- Remove and place on cooling rack or plate with paper towels.
- With a squeeze tube or piping bag, add your favorite jelly or jam to the doughnuts. Just make sure the jelly/jam isn’t too chunky to squeeze through whatever you’re using.
Full Tilt Matzo Ball Soup
Submited by Malka Labell
This is based on my mom, Shelley Zimmerman's, recipe which has a very simple list of ingredients and is incredibly easy to make, with a regular soup pot (not a stock pot, Shelley never had one so it tastes better when there is less water added) .
- 1 whole chicken (we use an organic one)
- carrots/celery/white onion; whole, barely washed and with most of their skin still on (except the - onion, we peel the outer layer off of that)
- salt (a lot of the Kosher variety)
- water, enough to cover the chicken
- Put veggies in the pot - it's ok if they aren't that clean or neatly cut ("bite size" according to Shelley, but more like the side of a small teaspoon) "ya know, so you can sink your teeth into them" (Yiddish-eh Momma aka Shelley Zimmerman, being impersonated by my sister, Aviva Zimmerman)
- Put chicken in pot, breast up. Cover with tap water. Add a large swath of kosher salt from the box. So you can see the pile of salt on the chicken .
- Turn burner on high, cover pot with some kind of lid and walk away. When the chicken appears to be jumping out of the pot (as in the water is boiling), then turn it down to simmer and leave it for two hours. "If you lift the lid before two hours, you will burn your eyeballs" - another Shelley-ism and totally true, from experience.
- Poke the chicken a few times with a meat fork (like from a carving set) around two hour mark. If the meat falls off the bone, it's done.
- Turn off burner and leave there until it's time to eat it (usually made around 2pm of the first Erev of every Jewish Holiday) .
- At around 5pm, or when services are done, put the soup burner on to simmer. It has not had enough time to cool completely, meaning that you don't need to "shmaltz the soup" it tastes better with all the fat in it.
- Ladle into different sized and shaped china and other bowls you find in your Pesach/Yomtif set (this usually serves a table of 12-18 comfortably as long as 20% of the table are under five years old and one person includes your uncle (Glenn Solomon, in this case) who regularly helps himself to three or more bowls before the rest of the meal is served.
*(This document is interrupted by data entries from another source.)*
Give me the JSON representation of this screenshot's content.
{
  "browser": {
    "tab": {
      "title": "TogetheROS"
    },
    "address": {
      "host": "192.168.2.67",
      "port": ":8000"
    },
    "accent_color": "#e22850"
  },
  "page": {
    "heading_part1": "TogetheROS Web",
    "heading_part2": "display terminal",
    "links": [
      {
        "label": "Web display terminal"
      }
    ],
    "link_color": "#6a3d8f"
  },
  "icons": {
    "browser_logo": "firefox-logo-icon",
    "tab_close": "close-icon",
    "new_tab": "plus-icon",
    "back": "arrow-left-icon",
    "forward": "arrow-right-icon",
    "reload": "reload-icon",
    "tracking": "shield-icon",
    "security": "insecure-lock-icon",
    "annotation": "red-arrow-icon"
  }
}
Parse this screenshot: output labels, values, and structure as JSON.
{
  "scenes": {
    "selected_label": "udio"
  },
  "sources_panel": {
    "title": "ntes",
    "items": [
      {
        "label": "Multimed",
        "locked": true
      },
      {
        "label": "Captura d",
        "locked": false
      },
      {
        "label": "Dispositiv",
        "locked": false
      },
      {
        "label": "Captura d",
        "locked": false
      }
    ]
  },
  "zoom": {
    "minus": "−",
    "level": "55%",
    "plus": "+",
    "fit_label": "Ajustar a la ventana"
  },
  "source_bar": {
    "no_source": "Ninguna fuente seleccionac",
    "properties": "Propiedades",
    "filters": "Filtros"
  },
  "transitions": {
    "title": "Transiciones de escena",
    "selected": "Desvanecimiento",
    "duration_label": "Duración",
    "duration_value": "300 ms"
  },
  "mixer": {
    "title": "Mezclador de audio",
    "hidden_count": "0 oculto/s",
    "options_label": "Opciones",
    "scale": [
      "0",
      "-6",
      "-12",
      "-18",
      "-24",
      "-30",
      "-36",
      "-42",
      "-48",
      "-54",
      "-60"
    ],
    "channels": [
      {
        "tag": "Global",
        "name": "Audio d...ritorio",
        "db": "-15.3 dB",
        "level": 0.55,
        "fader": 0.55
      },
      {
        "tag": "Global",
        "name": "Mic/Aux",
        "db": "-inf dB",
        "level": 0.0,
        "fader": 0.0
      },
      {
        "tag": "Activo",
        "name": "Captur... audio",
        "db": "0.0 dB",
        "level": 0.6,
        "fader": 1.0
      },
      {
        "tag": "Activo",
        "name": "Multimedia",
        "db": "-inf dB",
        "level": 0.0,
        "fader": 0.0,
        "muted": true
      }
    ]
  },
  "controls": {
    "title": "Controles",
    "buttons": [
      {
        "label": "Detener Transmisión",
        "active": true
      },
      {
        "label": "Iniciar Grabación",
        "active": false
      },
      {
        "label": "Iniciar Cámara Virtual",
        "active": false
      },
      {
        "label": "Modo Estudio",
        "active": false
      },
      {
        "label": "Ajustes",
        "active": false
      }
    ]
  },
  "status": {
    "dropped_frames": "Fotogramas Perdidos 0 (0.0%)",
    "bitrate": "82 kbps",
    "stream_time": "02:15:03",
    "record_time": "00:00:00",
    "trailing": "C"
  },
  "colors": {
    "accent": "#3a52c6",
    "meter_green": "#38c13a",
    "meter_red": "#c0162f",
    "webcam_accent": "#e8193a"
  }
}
- I've added cauliflower and broccoli to this version (as in picture) for a healthier detox and more satisfying meal.
- Oh yeah! The Matzoh balls! Those are made from the Manishevitz Matzoh Balls mix - one package, prepared according to package instructions.
Delish! Shelley's soup recipe is legendary in Calgary. There are many dozens of Calgarians who will attest to this. It is based on my Baba Tibe (Halpern's) recipe, which I pretty much told you verbatim. If you would like a copy of the original from Shelley, good luck! She rarely writes down her recipes, most of them are scrawled on napkins or badly stained loose leaf paper, whatever was handy when I asked her for them. Or they are part of my mint collection in sheet protectors in a binder I have had since Home Ec. from my Woodman junior high school days.
Grilled Rack of Lamb Chops, Grilled Chicken Thighs
with Roasted Brussel Sprouts, Sweet Potato and Eggplant with Olives
Submited by Malka Labell
This is one of Stan's (my husband) go-to, gourmet, low carb, healthy eating meals. It was prepared using a RockCrock from Pampered Chef (it simulates grilling on a BBQ, but in a regular oven).
Roasted Squash Soup with Gluten-Free Breton Crackers
Submited by Malka Labell
Thank you Owl's Nest, Margarita's Dishes and Frank & Mabel's Gourmet Hot Dogs and Frozen Treats for the wonderful prizes!
For more information please email Shula Banchik.